Yes, there are legal protections against retaliation for taking protected leave. Laws such as the Family and Medical Leave Act (FMLA) and the Americans with Disabilities Act (ADA) in the United States include provisions that prohibit employers from retaliating against employees who exercise their rights to take protected leave or request reasonable accommodations. This means that employers cannot take adverse actions, such as termination, demotion, or harassment, against employees for using their protected leave entitlements or asserting their rights under these laws. Additionally, anti-retaliation provisions extend to employees who report violations of these laws, participate in investigations, or otherwise assert their rights related to protected leave. If an employer engages in retaliation, the affected employee may have legal remedies available, including filing a complaint with relevant authorities or pursuing legal action against the employer.

To request and initiate protected leave of absence, an employee typically needs to follow the procedures established by their employer and relevant laws. This may involve notifying their supervisor or HR department about the need for leave, the expected duration, and the reason for the leave, especially if it’s related to a medical condition or family situation. In the United States, for instance, under the Family and Medical Leave Act (FMLA), employees generally need to provide their employer with at least 30 days’ notice for foreseeable leave or as much notice as practicable for unforeseeable leave. Employers may also require employees to complete certain forms or provide documentation, such as medical certifications, to substantiate the need for protected leave. Following the employer’s policies and complying with any legal requirements is essential to ensure a smooth initiation of protected leave and to safeguard the employee’s rights and job protection during the absence.

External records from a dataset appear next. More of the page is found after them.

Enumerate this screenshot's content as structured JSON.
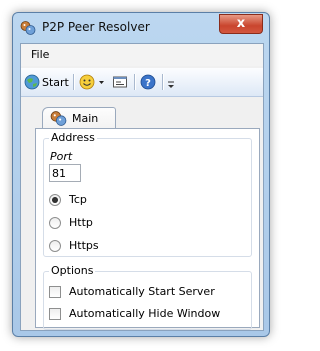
{
  "window": {
    "title": "P2P Peer Resolver",
    "close_glyph": "x"
  },
  "menu": {
    "file_label": "File"
  },
  "toolbar": {
    "start_label": "Start",
    "icons": [
      "globe-start-icon",
      "smiley-icon",
      "dropdown-arrow-icon",
      "window-icon",
      "help-icon",
      "overflow-chevron-icon"
    ]
  },
  "tabs": [
    {
      "label": "Main",
      "icon": "peer-icon"
    }
  ],
  "address": {
    "group_title": "Address",
    "port_label": "Port",
    "port_value": "81",
    "protocols": [
      {
        "label": "Tcp",
        "selected": true
      },
      {
        "label": "Http",
        "selected": false
      },
      {
        "label": "Https",
        "selected": false
      }
    ]
  },
  "options": {
    "group_title": "Options",
    "items": [
      {
        "label": "Automatically Start Server",
        "checked": false
      },
      {
        "label": "Automatically Hide Window",
        "checked": false
      }
    ]
  }
}
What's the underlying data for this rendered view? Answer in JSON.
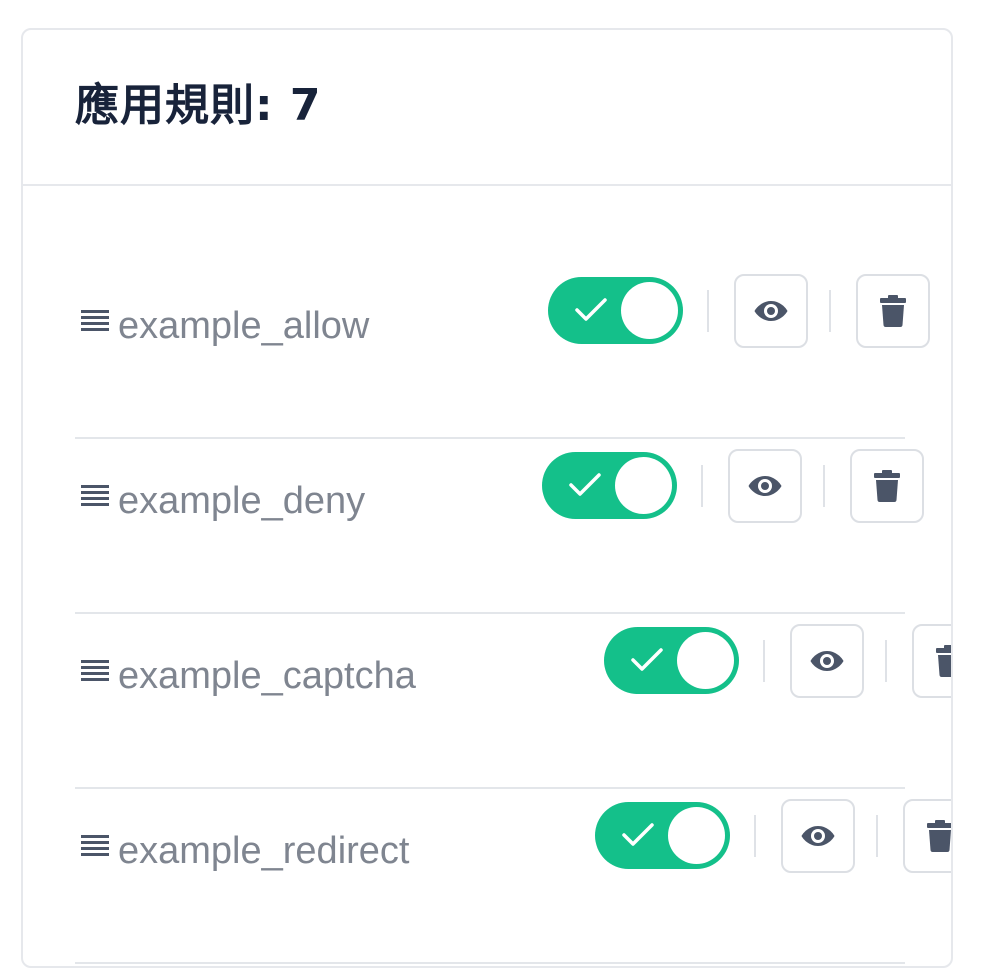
{
  "header": {
    "title": "應用規則: 7"
  },
  "colors": {
    "toggle_on": "#14c08a",
    "title_text": "#18233a",
    "rule_text": "#7f8590",
    "icon": "#4b5568",
    "border": "#e6e8ec"
  },
  "rules": [
    {
      "name": "example_allow",
      "enabled": true,
      "icons": [
        "drag-handle-icon",
        "check-icon",
        "eye-icon",
        "trash-icon"
      ]
    },
    {
      "name": "example_deny",
      "enabled": true,
      "icons": [
        "drag-handle-icon",
        "check-icon",
        "eye-icon",
        "trash-icon"
      ]
    },
    {
      "name": "example_captcha",
      "enabled": true,
      "icons": [
        "drag-handle-icon",
        "check-icon",
        "eye-icon",
        "trash-icon"
      ]
    },
    {
      "name": "example_redirect",
      "enabled": true,
      "icons": [
        "drag-handle-icon",
        "check-icon",
        "eye-icon",
        "trash-icon"
      ]
    }
  ]
}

Yes, employers can generally require medical certification for protected leave under certain circumstances. In the United States, for instance, under the Family and Medical Leave Act (FMLA), employers can request medical certification to support the need for leave due to a serious health condition affecting the employee or a family member. Medical certification helps verify the need for the leave and its duration. Employers have the right to establish guidelines for obtaining medical certification, including specifying the timeframe for providing the certification and the healthcare provider who can issue it. Employees are typically responsible for covering the costs associated with obtaining the medical certification. However, employers must handle medical information confidentially and in compliance with privacy laws. Requiring medical certification ensures that protected leave is used appropriately and helps maintain the integrity of the leave entitlement.

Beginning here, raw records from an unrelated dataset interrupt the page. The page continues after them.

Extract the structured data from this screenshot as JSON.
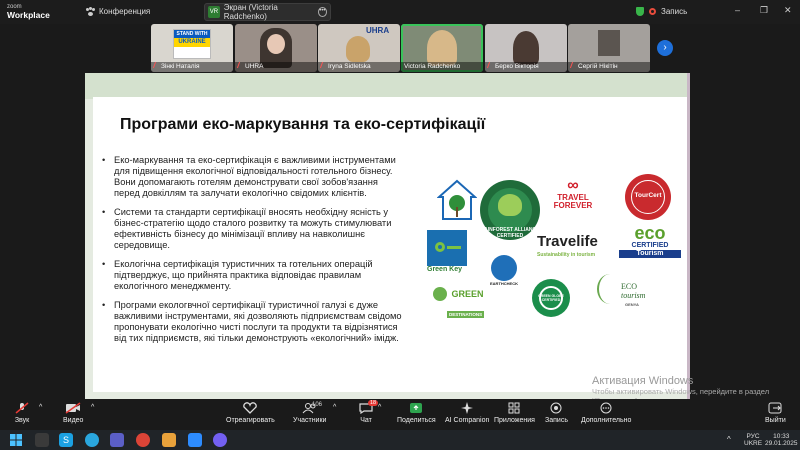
{
  "app": {
    "brand_top": "zoom",
    "brand_bottom": "Workplace"
  },
  "topbar": {
    "meeting_label": "Конференция",
    "screen_badge": "VR",
    "screen_label": "Экран (Victoria Radchenko)",
    "record_label": "Запись",
    "window_controls": [
      "–",
      "❐",
      "✕"
    ]
  },
  "participants": [
    {
      "name": "Зінкі Наталія",
      "muted": true,
      "bg": "#d9d6cf"
    },
    {
      "name": "UHRA",
      "muted": true,
      "bg": "#9a8f88"
    },
    {
      "name": "Iryna Sidletska",
      "muted": true,
      "bg": "#cfc8c0"
    },
    {
      "name": "Victoria Radchenko",
      "muted": false,
      "bg": "#7f8b76",
      "active": true
    },
    {
      "name": "Берко Вікторія",
      "muted": true,
      "bg": "#c7c3c2"
    },
    {
      "name": "Сергій Нікітін",
      "muted": true,
      "bg": "#a4a09c"
    }
  ],
  "tile_overlays": {
    "stand_with": "STAND WITH",
    "ukraine": "UKRAINE",
    "uhra": "UHRA"
  },
  "slide": {
    "title": "Програми еко-маркування та еко-сертифікації",
    "bullets": [
      "Еко-маркування та еко-сертифікація є важливими інструментами для підвищення екологічної відповідальності готельного бізнесу. Вони допомагають готелям демонструвати свої зобов'язання перед довкіллям та залучати екологічно свідомих клієнтів.",
      "Системи та стандарти сертифікації вносять необхідну ясність у бізнес-стратегію щодо сталого розвитку та можуть стимулювати ефективність бізнесу до мінімізації впливу на навколишнє середовище.",
      "Екологічна сертифікація туристичних та готельних операцій підтверджує, що прийнята практика відповідає правилам екологічного менеджменту.",
      "Програми екологвчної сертифікації туристичної галузі є дуже важливими інструментами, які дозволяють підприємствам свідомо пропонувати екологічно чисті послуги та продукти та відрізнятися від тих підприємств, які тільки демонструють «екологічний» імідж."
    ],
    "logos": {
      "rainforest": "RAINFOREST ALLIANCE CERTIFIED",
      "travel_forever_1": "TRAVEL",
      "travel_forever_2": "FOREVER",
      "tourcert": "TourCert",
      "green_key": "Green Key",
      "earthcheck": "EARTHCHECK",
      "travelife": "Travelife",
      "travelife_sub": "Sustainability in tourism",
      "eco_1": "eco",
      "eco_2": "CERTIFIED",
      "eco_3": "Tourism",
      "green_dest_1": "GREEN",
      "green_dest_2": "DESTINATIONS",
      "green_globe": "GREEN GLOBE CERTIFIED",
      "ecotourism_1": "ECO",
      "ecotourism_2": "tourism",
      "ecotourism_3": "GENYA"
    }
  },
  "watermark": {
    "title": "Активация Windows",
    "line": "Чтобы активировать Windows, перейдите в раздел \"Параметры\"."
  },
  "toolbar": {
    "mic": "Звук",
    "video": "Видео",
    "react": "Отреагировать",
    "participants": "Участники",
    "participants_count": "106",
    "chat": "Чат",
    "chat_badge": "18",
    "share": "Поделиться",
    "ai": "AI Companion",
    "apps": "Приложения",
    "record": "Запись",
    "more": "Дополнительно",
    "leave": "Выйти"
  },
  "taskbar": {
    "lang_1": "РУС",
    "lang_2": "UKRE",
    "time": "10:33",
    "date": "29.01.2025",
    "skype_letter": "S"
  },
  "colors": {
    "accent_green": "#39c35a",
    "zoom_blue": "#1e6fd9",
    "leave_red": "#e53935"
  }
}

An employment law attorney can provide crucial assistance to employees navigating protected leave matters by offering expert legal advice, ensuring their rights are upheld, and helping them understand the complex regulations governing leave entitlements. Attorneys specializing in employment law can guide employees through the intricacies of relevant laws such as the Family and Medical Leave Act (FMLA), the Americans with Disabilities Act (ADA), and state-specific regulations, clarifying eligibility, requirements, and available options. They can assist in drafting appropriate leave requests, handling interactions with employers, and ensuring that the necessary documentation is properly completed and submitted. Moreover, an attorney can step in if an employer denies protected leave, retaliates against the employee, or otherwise violates their rights, advocating on their behalf through negotiations, administrative proceedings, or legal action if necessary. By having an experienced employment law attorney by their side, employees can confidently navigate the complexities of protected leave matters while safeguarding their job security and legal rights.